In recent decades, law firms have added many new functions, for example, marketing, practice support, e-discovery, client service, business research, and knowledge management. Some firms have also created business analyst roles, which are often in information technology. 

A business analyst in IT is not the exclusive purview of the largest firms. At ILTA last August, I met George Ansfield, who is “Strategic Analyst” for 175-lawyer, Cleveland-based law firm Benesch (formerly Benesch Friedlander Coplan & Aronoff LLP). I was intrigued by his title and job, so I followed-up after ILTA with a phone discussion.

George started at the firm a few months ago; he reports to the CIO. His job is to liaise / translate between IT and the both staff departments and practice groups. On the practice side, he enables lawyers to work faster and more efficiently by improving business processes, often with technology solutions.
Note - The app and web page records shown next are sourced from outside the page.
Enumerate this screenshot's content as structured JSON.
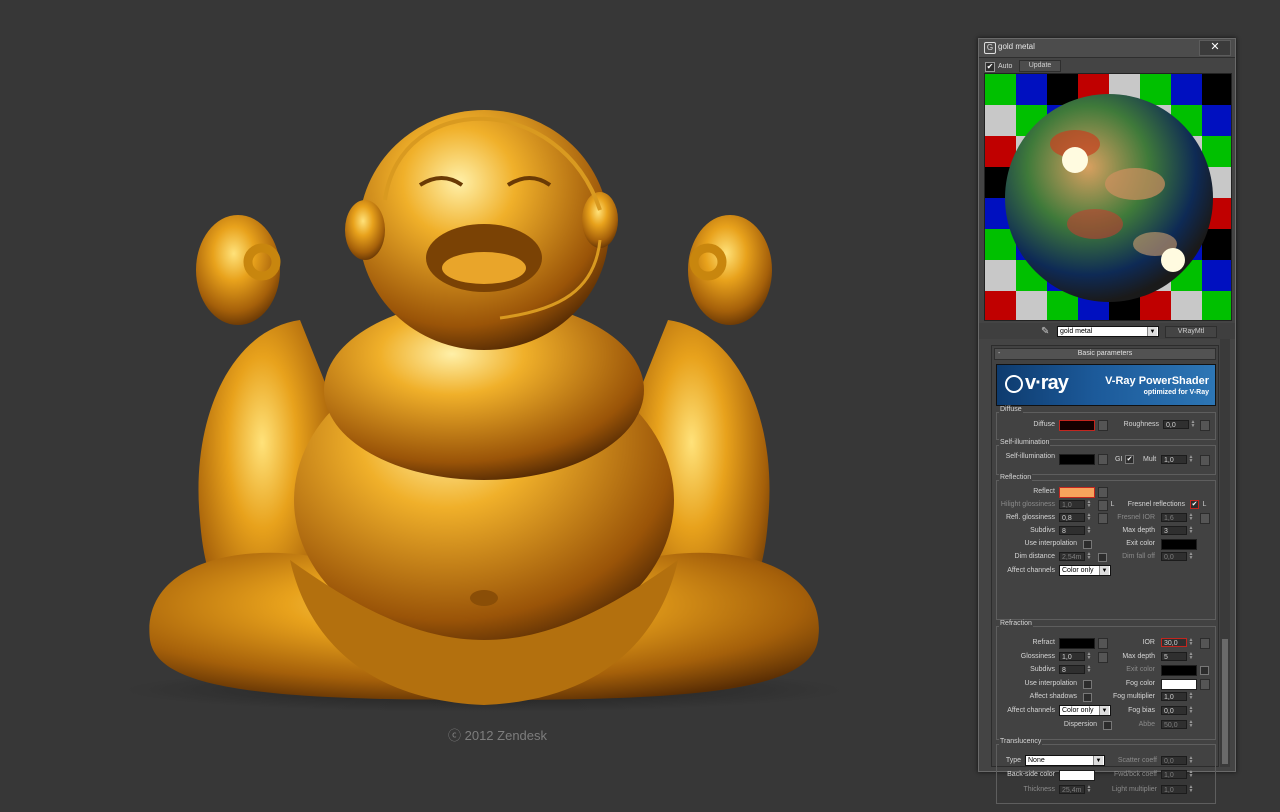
{
  "artwork": {
    "copyright": "ⓒ 2012 Zendesk"
  },
  "material_editor": {
    "window_title": "gold metal",
    "close_icon": "close-icon",
    "toolbar": {
      "auto_label": "Auto",
      "auto_checked": true,
      "update_label": "Update"
    },
    "material_name": "gold metal",
    "material_type": "VRayMtl",
    "rollout_title": "Basic parameters",
    "banner": {
      "logo": "v·ray",
      "title": "V-Ray PowerShader",
      "subtitle": "optimized for V-Ray"
    },
    "diffuse": {
      "group_title": "Diffuse",
      "diffuse_label": "Diffuse",
      "diffuse_color": "#140000",
      "roughness_label": "Roughness",
      "roughness_value": "0,0"
    },
    "self_illumination": {
      "group_title": "Self-illumination",
      "label": "Self-illumination",
      "color": "#000000",
      "gi_label": "GI",
      "gi_checked": true,
      "mult_label": "Mult",
      "mult_value": "1,0"
    },
    "reflection": {
      "group_title": "Reflection",
      "reflect_label": "Reflect",
      "reflect_color": "#f7a35c",
      "hilight_glossiness_label": "Hilight glossiness",
      "hilight_glossiness_value": "1,0",
      "l_label": "L",
      "fresnel_label": "Fresnel reflections",
      "fresnel_checked": true,
      "refl_glossiness_label": "Refl. glossiness",
      "refl_glossiness_value": "0,8",
      "fresnel_ior_label": "Fresnel IOR",
      "fresnel_ior_value": "1,6",
      "subdivs_label": "Subdivs",
      "subdivs_value": "8",
      "max_depth_label": "Max depth",
      "max_depth_value": "3",
      "use_interpolation_label": "Use interpolation",
      "exit_color_label": "Exit color",
      "exit_color": "#000000",
      "dim_distance_label": "Dim distance",
      "dim_distance_value": "2,54m",
      "dim_falloff_label": "Dim fall off",
      "dim_falloff_value": "0,0",
      "affect_channels_label": "Affect channels",
      "affect_channels_value": "Color only"
    },
    "refraction": {
      "group_title": "Refraction",
      "refract_label": "Refract",
      "refract_color": "#000000",
      "ior_label": "IOR",
      "ior_value": "30,0",
      "glossiness_label": "Glossiness",
      "glossiness_value": "1,0",
      "max_depth_label": "Max depth",
      "max_depth_value": "5",
      "subdivs_label": "Subdivs",
      "subdivs_value": "8",
      "exit_color_label": "Exit color",
      "exit_color": "#000000",
      "use_interpolation_label": "Use interpolation",
      "fog_color_label": "Fog color",
      "fog_color": "#ffffff",
      "affect_shadows_label": "Affect shadows",
      "fog_multiplier_label": "Fog multiplier",
      "fog_multiplier_value": "1,0",
      "affect_channels_label": "Affect channels",
      "affect_channels_value": "Color only",
      "fog_bias_label": "Fog bias",
      "fog_bias_value": "0,0",
      "dispersion_label": "Dispersion",
      "abbe_label": "Abbe",
      "abbe_value": "50,0"
    },
    "translucency": {
      "group_title": "Translucency",
      "type_label": "Type",
      "type_value": "None",
      "scatter_coeff_label": "Scatter coeff",
      "scatter_coeff_value": "0,0",
      "backside_color_label": "Back-side color",
      "backside_color": "#ffffff",
      "fwd_bck_coeff_label": "Fwd/bck coeff",
      "fwd_bck_coeff_value": "1,0",
      "thickness_label": "Thickness",
      "thickness_value": "25,4m",
      "light_multiplier_label": "Light multiplier",
      "light_multiplier_value": "1,0"
    }
  }
}
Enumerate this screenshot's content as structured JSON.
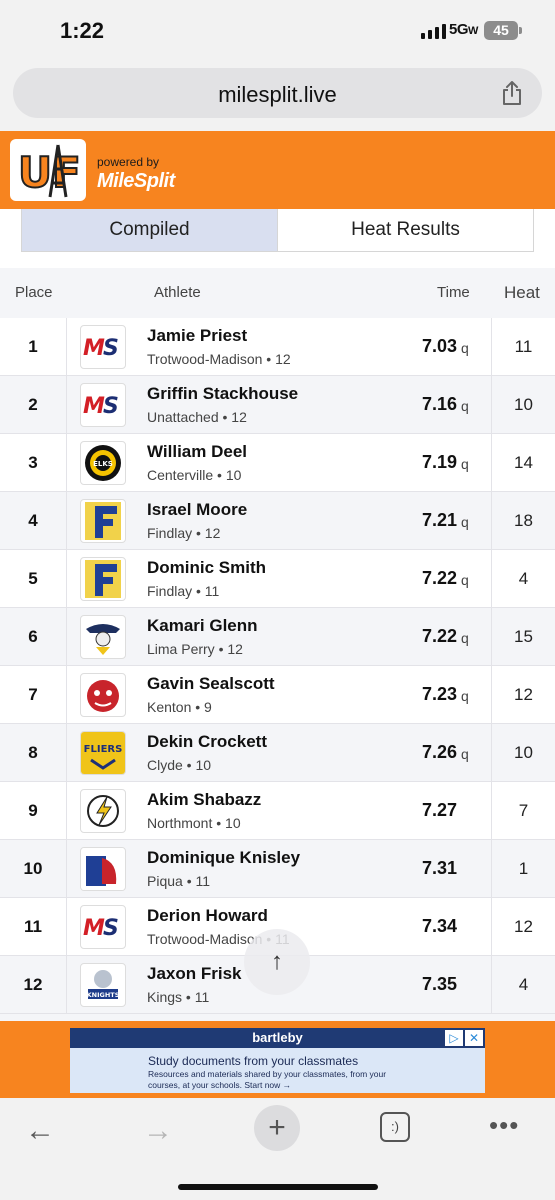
{
  "status_bar": {
    "time": "1:22",
    "network": "5G",
    "network_suffix": "W",
    "battery": "45"
  },
  "browser": {
    "url": "milesplit.live",
    "share_icon": "share-icon"
  },
  "brand": {
    "logo_text": "UF",
    "powered_by": "powered by",
    "milesplit": "MileSplit"
  },
  "tabs": [
    {
      "label": "Compiled",
      "active": true
    },
    {
      "label": "Heat Results",
      "active": false
    }
  ],
  "table": {
    "headers": {
      "place": "Place",
      "athlete": "Athlete",
      "time": "Time",
      "heat": "Heat"
    },
    "rows": [
      {
        "place": "1",
        "name": "Jamie Priest",
        "school": "Trotwood-Madison • 12",
        "time": "7.03",
        "q": "q",
        "heat": "11",
        "logo": "MS"
      },
      {
        "place": "2",
        "name": "Griffin Stackhouse",
        "school": "Unattached • 12",
        "time": "7.16",
        "q": "q",
        "heat": "10",
        "logo": "MS"
      },
      {
        "place": "3",
        "name": "William Deel",
        "school": "Centerville • 10",
        "time": "7.19",
        "q": "q",
        "heat": "14",
        "logo": "ELKS"
      },
      {
        "place": "4",
        "name": "Israel Moore",
        "school": "Findlay • 12",
        "time": "7.21",
        "q": "q",
        "heat": "18",
        "logo": "F"
      },
      {
        "place": "5",
        "name": "Dominic Smith",
        "school": "Findlay • 11",
        "time": "7.22",
        "q": "q",
        "heat": "4",
        "logo": "F"
      },
      {
        "place": "6",
        "name": "Kamari Glenn",
        "school": "Lima Perry • 12",
        "time": "7.22",
        "q": "q",
        "heat": "15",
        "logo": ""
      },
      {
        "place": "7",
        "name": "Gavin Sealscott",
        "school": "Kenton • 9",
        "time": "7.23",
        "q": "q",
        "heat": "12",
        "logo": ""
      },
      {
        "place": "8",
        "name": "Dekin Crockett",
        "school": "Clyde • 10",
        "time": "7.26",
        "q": "q",
        "heat": "10",
        "logo": "FLIERS"
      },
      {
        "place": "9",
        "name": "Akim Shabazz",
        "school": "Northmont • 10",
        "time": "7.27",
        "q": "",
        "heat": "7",
        "logo": ""
      },
      {
        "place": "10",
        "name": "Dominique Knisley",
        "school": "Piqua • 11",
        "time": "7.31",
        "q": "",
        "heat": "1",
        "logo": ""
      },
      {
        "place": "11",
        "name": "Derion Howard",
        "school": "Trotwood-Madison • 11",
        "time": "7.34",
        "q": "",
        "heat": "12",
        "logo": "MS"
      },
      {
        "place": "12",
        "name": "Jaxon Frisk",
        "school": "Kings • 11",
        "time": "7.35",
        "q": "",
        "heat": "4",
        "logo": "KNIGHTS"
      }
    ]
  },
  "scroll_top": "↑",
  "ad": {
    "brand": "bartleby",
    "title": "Study documents from your classmates",
    "body": "Resources and materials shared by your classmates, from your courses, at your schools. Start now →"
  },
  "bottom_bar": {
    "back": "←",
    "forward": "→",
    "new_tab": "+",
    "tabs": ":)",
    "more": "•••"
  }
}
George is working on re-engineering business intake, how the firm generates and delivers client bills, legal project management, and the firm’s e-discovery strategy

His position stems from a recently developed firm strategy to give even greater emphasis to client service externally and lawyer support internally. More specifically, market conditions require meeting new client demands such as legal project management and alternative fee arrangements.

Hearing about George’s role got me thinking more generally about the role of law firm business analyst. In many firms, business analysts are in finance or marketing where their focus is narrow and typically not directly related to law practice. When I do meet business analysts focused on law practice, they often are in IT and serve as practice support consultants.

Given recent market changes – alternative fees, the pressure to unbundle services, and the drive for process improvement – do firms need to consider a stand-alone practice support consulting function?

I touched on this question a few years ago in Practice and Process Improvement in Law Firms, which discussed the role of practice support consulting and where the function should sit inside a law firm. I also considered the possibility that KM would morph into practice support consulting.

Today, Toby Brown at 3 Geeks writes in The Need to Radically Change Legal KM about the need for a new, analytic approach to knowledge management, especially to analyze and set budgets. He implicitly raises a similar question.

So, does anyone think the time has come to make ‘business analyst’ or ‘practice support consultant’ a stand-alone function?

If so, how would it fit in the typical law firm organization chart? And given that tech is likely key to many initiatives, if the positions are not in IT, will the function get sufficient IT support? With all the talk about improving processes and adopting legal project management, law firms may need to consider hiring more practice support analysts and where in the support organization they should sit. Suggestions and examples are welcome.